NEARLY US$2 billion is exposed to potential banking sector risks as the Deposit Protection Corporation (DPC) is yet to extend cover to foreign currency account (FCA) deposits.
As at 31 December 2020, gross FCA deposits were US$1.6 billion or ZW$130.9 billion at the official interbank rate of ZW$81.79/US$1 and accounted for 55.1% of the combined gross ZW$ and converted FCA deposits of ZW$237.7 billion in the banking sector.
According to the Reserve Bank of Zimbabwe (RBZ), the DPC is still in the process of negotiating with stakeholders for the protection of FCA accounts, a situation that could deter some potential depositors from channelling their foreign currency savings into the formal banking system due to low confidence.
The country’s banking sector has suffered confidence issues with local depositors following a myriad of events, key among them the banking sector crisis of 2004 that saw several local banks placed under curatorship.
Additionally, during the hyperinflationary period of 2008-2009, depositors could not access their funds from banks while savings and pension values were lost as the economy adopted a multi-currency system.
Deposit protection is a scheme established by the government to protect depositors against the loss of their money placed with banks in the event of bank failure.
“The DPC is liaising with stakeholders for protection of FCA deposits which have remained uncovered by the Deposit Protection Scheme (DPS) since January 2019. “Extension of deposit protection to FCA Deposits, which is under consideration is expected to help to boost depositor confidence and promote overall financial stability,” the RBZ in the Financial Stability Report 2020 released last week said.
According to the central bank, effective deposit protection is an important facet of any financial system safety net, promoting public confidence in the sector, as well as stability of the financial systems. As at 31 December 2020, 95.5% of the banking sector’s depositor accounts were fully covered at the level of ZW$10 000 per depositor per bank.
This, the RBZ said, is in line with the public policy objectives of ensuring that at least 90% of the depositors are fully covered.

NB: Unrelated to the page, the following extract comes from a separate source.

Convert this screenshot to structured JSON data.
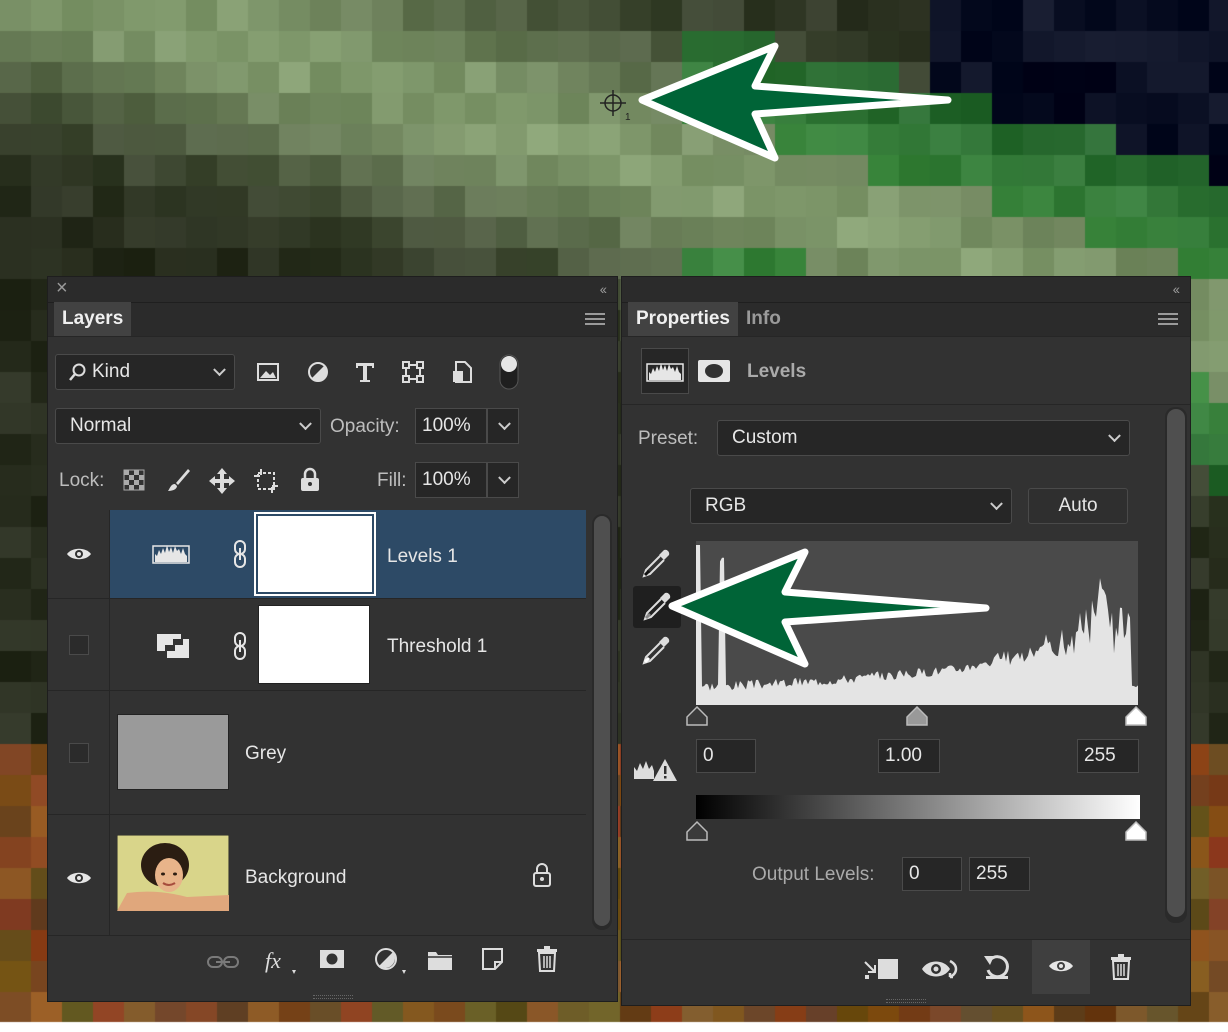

The adequacy of the DPC Fund however remains of paramount importance in enhancing the corporation’s operational readiness to pay depositors in the event of bank failure. At ZW$134.9 million as of 31 December 2020, the DPC Fund was inadequate to cover an exposure of ZW$166.9 million to the eight contributory institutions, including mostly financial institutions on the watch list.
The DPC gets its funding from quarterly premium levies collected from member institutions and with effect from 1 January 2021, the Corporation reviewed upwards the premium rate from 0.2% to 0.3% per annum, as one of the strategies to close the funding gap.
However, the fund is also exposed to funding and investment risk due to economic volatility. “Premiums collected by the Corporation are mainly invested on the money market in local currency instruments.
Depreciation of the Zimbabwean dollar against the United States Dollar and the high inflation environment have the potential of diminishing the value of the Deposit Protection Fund,” RBZ said.